BETTS v. BRADY
Betts was indicted for robbery in Maryland. An indigent, he was unable to afford counsel and requested one be appointed for him. The judge in the case denied the request, and Betts subsequently pled not guilty while maintaining he had a right to counsel and arguing his own defense.
Does denying a request for counsel for an indigent defendant violate the due process clause of the Fourteenth Amendment which embraces the defendant's right to counsel guaranteed by the Sixth Amendment?
No. The Court ruled that the previously discovered right to counsel provided by the fourteenth amendment does not compel states to provide counsel to any defendant.

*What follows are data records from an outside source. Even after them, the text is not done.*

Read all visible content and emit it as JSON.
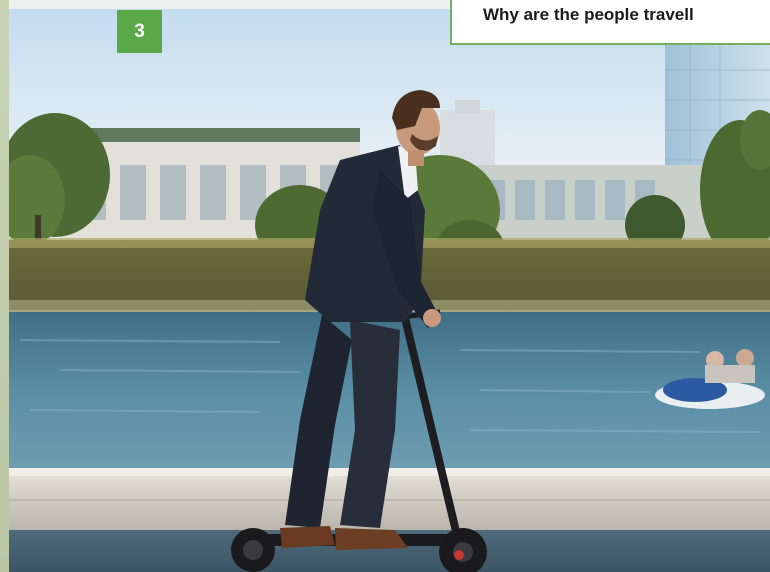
{
  "card": {
    "number": "3",
    "question": "Why are the people travell"
  },
  "photo": {
    "subject": "man-riding-electric-scooter",
    "icons": [
      "person-on-scooter",
      "river",
      "buildings",
      "trees",
      "boat"
    ]
  },
  "colors": {
    "accent": "#5aa847",
    "border": "#74b05c"
  }
}
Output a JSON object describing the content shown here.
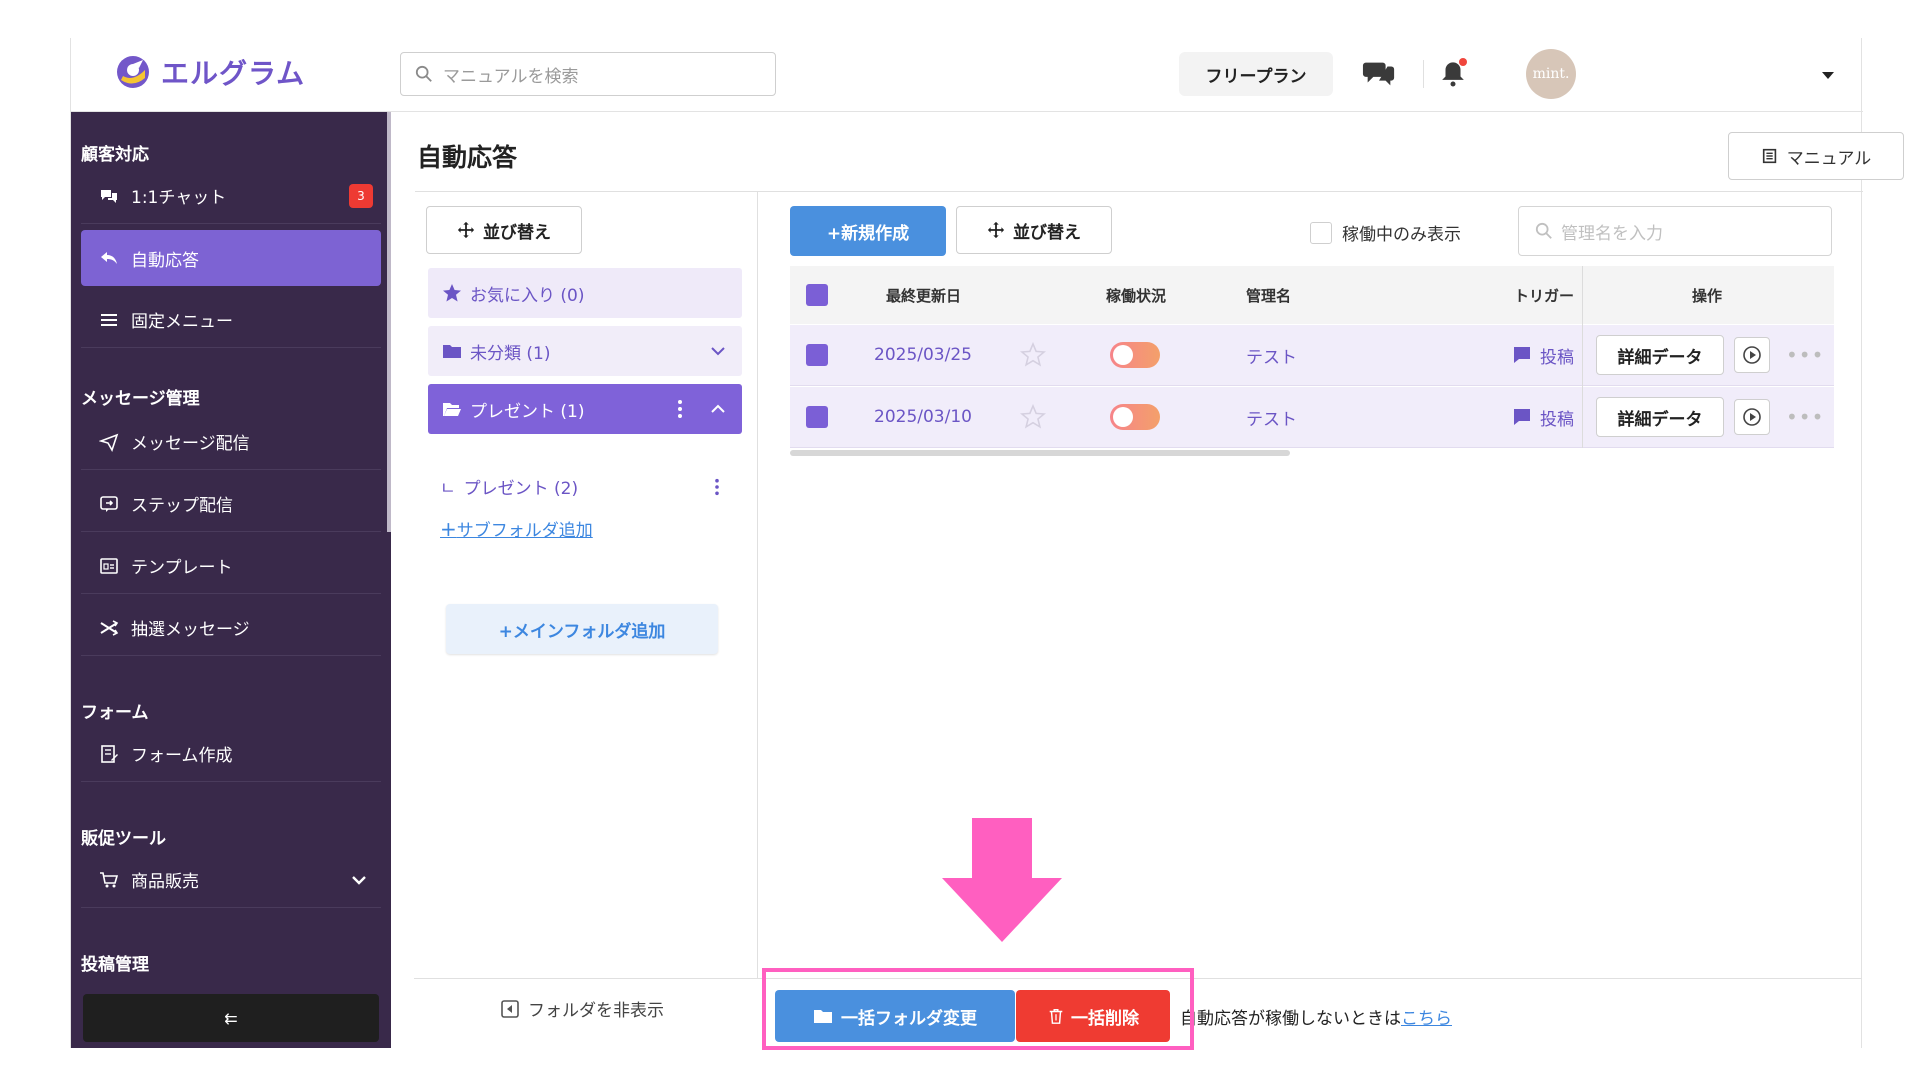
{
  "header": {
    "logo_text": "エルグラム",
    "search_placeholder": "マニュアルを検索",
    "plan_label": "フリープラン",
    "avatar_text": "mint."
  },
  "sidebar": {
    "sections": [
      {
        "title": "顧客対応",
        "items": [
          {
            "label": "1:1チャット",
            "icon": "chat-icon",
            "badge": "3"
          },
          {
            "label": "自動応答",
            "icon": "reply-icon",
            "active": true
          },
          {
            "label": "固定メニュー",
            "icon": "menu-icon"
          }
        ]
      },
      {
        "title": "メッセージ管理",
        "items": [
          {
            "label": "メッセージ配信",
            "icon": "send-icon"
          },
          {
            "label": "ステップ配信",
            "icon": "step-icon"
          },
          {
            "label": "テンプレート",
            "icon": "template-icon"
          },
          {
            "label": "抽選メッセージ",
            "icon": "shuffle-icon"
          }
        ]
      },
      {
        "title": "フォーム",
        "items": [
          {
            "label": "フォーム作成",
            "icon": "form-icon"
          }
        ]
      },
      {
        "title": "販促ツール",
        "items": [
          {
            "label": "商品販売",
            "icon": "cart-icon"
          }
        ]
      },
      {
        "title": "投稿管理",
        "items": []
      }
    ],
    "collapse_label": "⇇"
  },
  "main": {
    "title": "自動応答",
    "manual_label": "マニュアル",
    "folder_sort_label": "並び替え",
    "folders": {
      "favorite": "お気に入り (0)",
      "uncategorized": "未分類 (1)",
      "selected": "プレゼント (1)",
      "sub": "プレゼント (2)",
      "add_sub": "サブフォルダ追加",
      "add_main": "+メインフォルダ追加"
    },
    "new_label": "+新規作成",
    "list_sort_label": "並び替え",
    "active_only_label": "稼働中のみ表示",
    "name_search_placeholder": "管理名を入力",
    "table": {
      "headers": {
        "updated": "最終更新日",
        "status": "稼働状況",
        "name": "管理名",
        "trigger": "トリガー",
        "actions": "操作"
      },
      "rows": [
        {
          "date": "2025/03/25",
          "name": "テスト",
          "trigger": "投稿",
          "detail": "詳細データ"
        },
        {
          "date": "2025/03/10",
          "name": "テスト",
          "trigger": "投稿",
          "detail": "詳細データ"
        }
      ]
    },
    "footer": {
      "hide_folder": "フォルダを非表示",
      "bulk_folder": "一括フォルダ変更",
      "bulk_delete": "一括削除",
      "help_prefix": "自動応答が稼働しないときは",
      "help_link": "こちら"
    }
  },
  "colors": {
    "sidebar_bg": "#39294a",
    "accent_purple": "#7d63d3",
    "primary_blue": "#4a90de",
    "danger_red": "#ef3b32",
    "annotation_pink": "#ff5fc0"
  }
}
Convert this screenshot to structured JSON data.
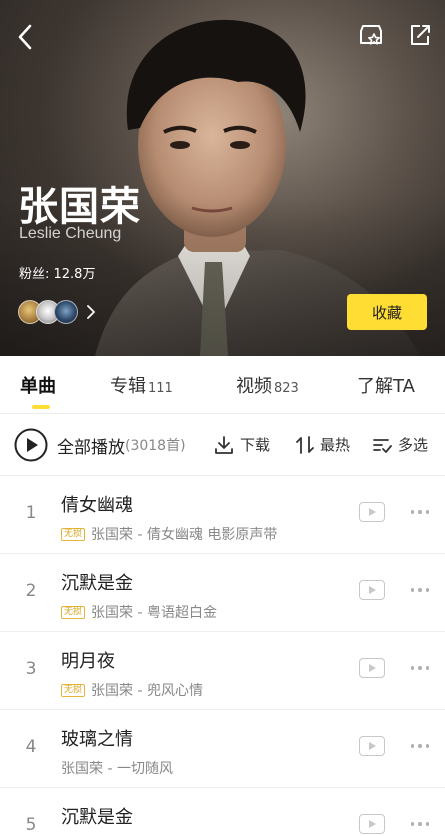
{
  "artist": {
    "name": "张国荣",
    "name_en": "Leslie Cheung",
    "fans": "粉丝: 12.8万",
    "collect_label": "收藏"
  },
  "icons": {
    "back": "back-arrow-icon",
    "favorite": "star-badge-icon",
    "share": "share-icon"
  },
  "tabs": [
    {
      "label": "单曲",
      "count": "",
      "active": true
    },
    {
      "label": "专辑",
      "count": "111",
      "active": false
    },
    {
      "label": "视频",
      "count": "823",
      "active": false
    },
    {
      "label": "了解TA",
      "count": "",
      "active": false
    }
  ],
  "actions": {
    "play_all": "全部播放",
    "play_all_count": "(3018首)",
    "download": "下载",
    "sort": "最热",
    "multi_select": "多选"
  },
  "songs": [
    {
      "index": "1",
      "title": "倩女幽魂",
      "badge": "无损",
      "subtitle": "张国荣 - 倩女幽魂 电影原声带"
    },
    {
      "index": "2",
      "title": "沉默是金",
      "badge": "无损",
      "subtitle": "张国荣 - 粤语超白金"
    },
    {
      "index": "3",
      "title": "明月夜",
      "badge": "无损",
      "subtitle": "张国荣 - 兜风心情"
    },
    {
      "index": "4",
      "title": "玻璃之情",
      "badge": "",
      "subtitle": "张国荣 - 一切随风"
    },
    {
      "index": "5",
      "title": "沉默是金",
      "badge": "",
      "subtitle": ""
    }
  ],
  "colors": {
    "accent": "#ffdd33",
    "badge": "#d9a51e"
  }
}
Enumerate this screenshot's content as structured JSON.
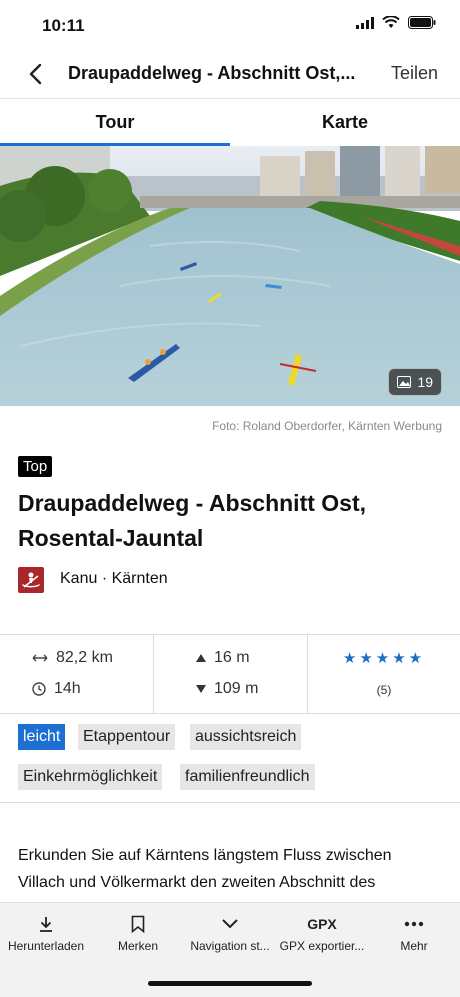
{
  "status": {
    "time": "10:11"
  },
  "nav": {
    "title": "Draupaddelweg - Abschnitt Ost,...",
    "share": "Teilen"
  },
  "tabs": [
    {
      "label": "Tour"
    },
    {
      "label": "Karte"
    }
  ],
  "hero": {
    "photo_count": "19",
    "credit": "Foto: Roland Oberdorfer, Kärnten Werbung"
  },
  "badge": "Top",
  "title": "Draupaddelweg - Abschnitt Ost, Rosental-Jauntal",
  "category": "Kanu · Kärnten",
  "stats": {
    "distance": "82,2 km",
    "duration": "14h",
    "ascent": "16 m",
    "descent": "109 m",
    "stars": "★★★★★",
    "rating_count": "(5)"
  },
  "tags": [
    "leicht",
    "Etappentour",
    "aussichtsreich",
    "Einkehrmöglichkeit",
    "familienfreundlich"
  ],
  "description": "Erkunden Sie auf Kärntens längstem Fluss zwischen Villach und Völkermarkt den zweiten Abschnitt des Draupaddelweges auf der Kajak-Kanu-Route ...",
  "toolbar": {
    "download": "Herunterladen",
    "bookmark": "Merken",
    "navigation": "Navigation st...",
    "gpx_icon": "GPX",
    "gpx": "GPX exportier...",
    "more": "Mehr"
  },
  "colors": {
    "accent": "#1d6fd1",
    "category": "#a9262b"
  }
}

Justice Owen Roberts' opinion asserted that the right to counsel merely prevented the state from interfering in a defendant’s request for representation rather than requiring a state to offer counsel.